Temperature Guides: Many technologies exist to measure temperature. DEQ normally will see the liquid in glass thermometer, the thermistor, and the dial-type thermometers (bimetallic). DEQ supports not using mercury thermometers for field testing. Annual verifications or units purchased and being used within the expiration dates are needed. Verification is against an NIST- traceable thermometer over the operating range of the unit (multiple check temperatures), with records on site indicating the information with the reference thermometer certification and that that certification is up to date as well.
Temperature Guides: Do not report held samples’ temperature as “effluent” temperature (common error). Analyze effluent temperature immediately and/or in situ. Common means of measurement is by an instrument that measures the temperature of itself, so no heat exchange should be occurring between the unit and the sample (needs to be stable).

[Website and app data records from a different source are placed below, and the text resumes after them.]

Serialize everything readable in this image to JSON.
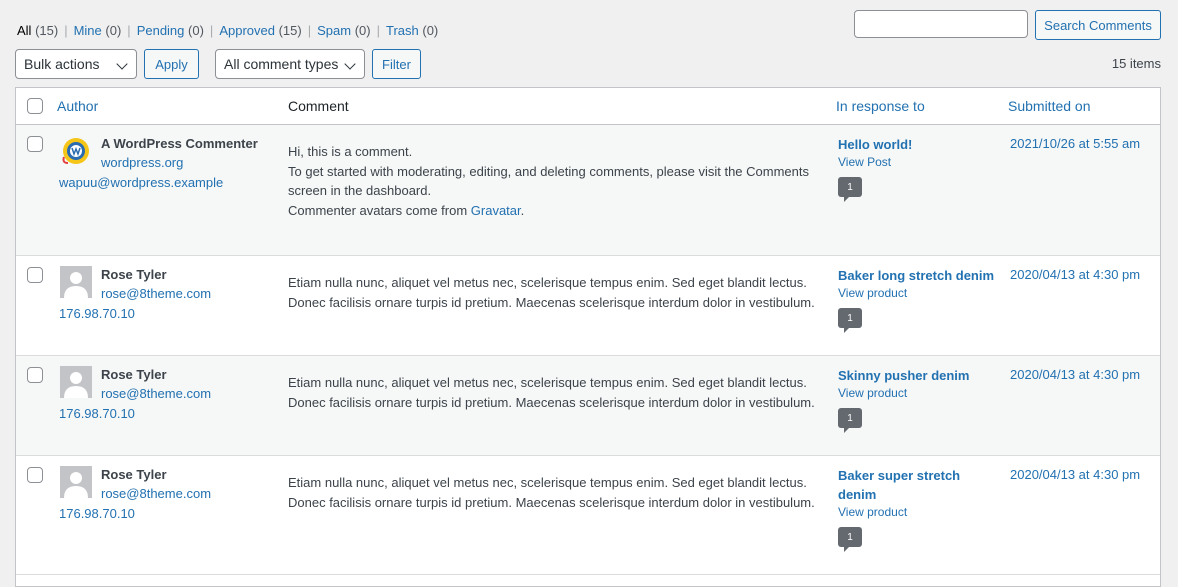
{
  "filters": [
    {
      "label": "All",
      "count": "(15)",
      "current": true
    },
    {
      "label": "Mine",
      "count": "(0)"
    },
    {
      "label": "Pending",
      "count": "(0)"
    },
    {
      "label": "Approved",
      "count": "(15)"
    },
    {
      "label": "Spam",
      "count": "(0)"
    },
    {
      "label": "Trash",
      "count": "(0)"
    }
  ],
  "filter_separator": "|",
  "search": {
    "value": "",
    "button": "Search Comments"
  },
  "tablenav": {
    "bulk_actions": "Bulk actions",
    "apply": "Apply",
    "comment_types": "All comment types",
    "filter": "Filter",
    "items_count": "15 items"
  },
  "columns": {
    "author": "Author",
    "comment": "Comment",
    "response": "In response to",
    "submitted": "Submitted on"
  },
  "rows": [
    {
      "avatar": "wapuu-avatar",
      "author_name": "A WordPress Commenter",
      "author_url": "wordpress.org",
      "author_email": "wapuu@wordpress.example",
      "comment_lines": [
        "Hi, this is a comment.",
        "To get started with moderating, editing, and deleting comments, please visit the Comments",
        "screen in the dashboard."
      ],
      "comment_last_prefix": "Commenter avatars come from ",
      "comment_last_link": "Gravatar",
      "comment_last_suffix": ".",
      "response_title": "Hello world!",
      "response_view": "View Post",
      "count": "1",
      "submitted": "2021/10/26 at 5:55 am"
    },
    {
      "avatar": "default-avatar",
      "author_name": "Rose Tyler",
      "author_email": "rose@8theme.com",
      "author_ip": "176.98.70.10",
      "comment_lines": [
        "Etiam nulla nunc, aliquet vel metus nec, scelerisque tempus enim. Sed eget blandit lectus.",
        "Donec facilisis ornare turpis id pretium. Maecenas scelerisque interdum dolor in vestibulum."
      ],
      "response_title": "Baker long stretch denim",
      "response_view": "View product",
      "count": "1",
      "submitted": "2020/04/13 at 4:30 pm"
    },
    {
      "avatar": "default-avatar",
      "author_name": "Rose Tyler",
      "author_email": "rose@8theme.com",
      "author_ip": "176.98.70.10",
      "comment_lines": [
        "Etiam nulla nunc, aliquet vel metus nec, scelerisque tempus enim. Sed eget blandit lectus.",
        "Donec facilisis ornare turpis id pretium. Maecenas scelerisque interdum dolor in vestibulum."
      ],
      "response_title": "Skinny pusher denim",
      "response_view": "View product",
      "count": "1",
      "submitted": "2020/04/13 at 4:30 pm"
    },
    {
      "avatar": "default-avatar",
      "author_name": "Rose Tyler",
      "author_email": "rose@8theme.com",
      "author_ip": "176.98.70.10",
      "comment_lines": [
        "Etiam nulla nunc, aliquet vel metus nec, scelerisque tempus enim. Sed eget blandit lectus.",
        "Donec facilisis ornare turpis id pretium. Maecenas scelerisque interdum dolor in vestibulum."
      ],
      "response_title_lines": [
        "Baker super stretch",
        "denim"
      ],
      "response_view": "View product",
      "count": "1",
      "submitted": "2020/04/13 at 4:30 pm"
    }
  ]
}
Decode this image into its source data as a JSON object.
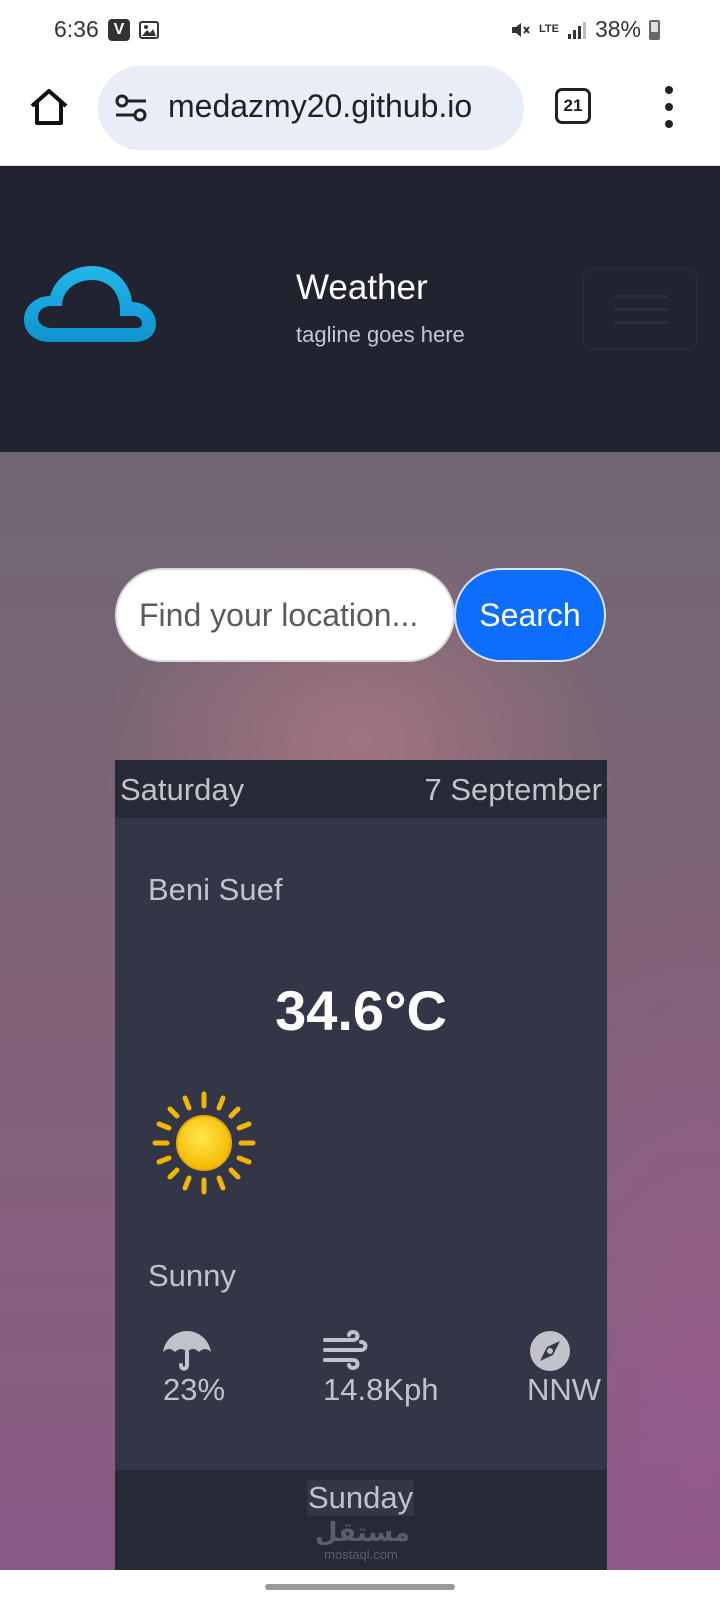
{
  "status_bar": {
    "time": "6:36",
    "notif_v": "V",
    "battery": "38%",
    "network": "LTE"
  },
  "browser": {
    "url": "medazmy20.github.io",
    "tab_count": "21"
  },
  "header": {
    "title": "Weather",
    "tagline": "tagline goes here"
  },
  "search": {
    "placeholder": "Find your location...",
    "button_label": "Search"
  },
  "today": {
    "day": "Saturday",
    "date": "7 September",
    "location": "Beni Suef",
    "temperature": "34.6°C",
    "condition": "Sunny",
    "condition_icon": "sun-icon",
    "humidity": "23%",
    "wind_speed": "14.8Kph",
    "wind_direction": "NNW"
  },
  "next": {
    "day": "Sunday"
  },
  "watermark": {
    "arabic": "مستقل",
    "latin": "mostaql.com"
  },
  "colors": {
    "header_bg": "#212330",
    "card_bg": "#323646",
    "card_head_bg": "#262936",
    "accent": "#0d6efd",
    "logo": "#1ba9e0"
  }
}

Record Keeping – From the Permit- Records Records of monitoring information shall include: The date, exact place, and time of sampling or measurements The individual(s) who performed the sampling or measurements The date(s) and time(s) analyses were performed The individual(s) who performed the analyses The analytical techniques or methods used; and The results of such analyses.
Record Keeping Guides: The test method references on site should be up to date for all records (often see up-to-date references mixed with older ones – very commonly seen). E-documents are to be as accessible on site as would be hard-copy paper documents.
Record Keeping Guides: Use no faulty field test equipment for permit-required monitoring records (temptation is to use it if can and then get it fixed later). Critical equipment should have spares available. If pH electrode reading too slow – do not use it to record a pH. If DPD reagent expired, do not use it (same with buffers). May be good past dates, but cannot know. For recording errors – line through once and initial. Use indelible ink for writing.
Record Keeping Guides: Exact sample location is to be exact (correct in all details) - often see inexact location records. Keep separate sample times and analysis times (common problem) unless in situ. Thermistor verification check tags are often missing from meters and should not be (verification by name, the date, and any correction factors for tags).
Record Keeping Guides: Detailed field equipment maintenance records are important for a number of reasons – help preserve assets - in an enforcement action they may become critical. The wastewater field involves discharging toward neighboring properties. YOU ARE NOT ALONE.
Record Keeping Guide (IMPORTANT): Keep accurate records. Plant conditions can change rapidly. Do not try to write a book in a 1 mm X 1 mm form space, or a book all on one page.
Record Keeping Guides: When a letter of explanation is required for an exceedance, and the cause of a problem is not known, often the permittee states the result must have been a sampling or analysis error. Another cause or two might be – using this reasoning – an unknown substance discharged, temporarily affecting the result, or an unknown interferent with the test may have discharged temporarily.
Record Keeping Guides Keep an up-to-date O & M Manual on site for field testing information. What records the manual states are suggested to be kept and what actually are kept can be world’s apart. Test methods often out of date, and equipment used out of date.
Record Keeping Guide: If a problem occurs and a helpful record keeping was found insufficient for any reason, start keeping it. Case-specific record keeping can be GREAT for you (e.g., spare meter operations check).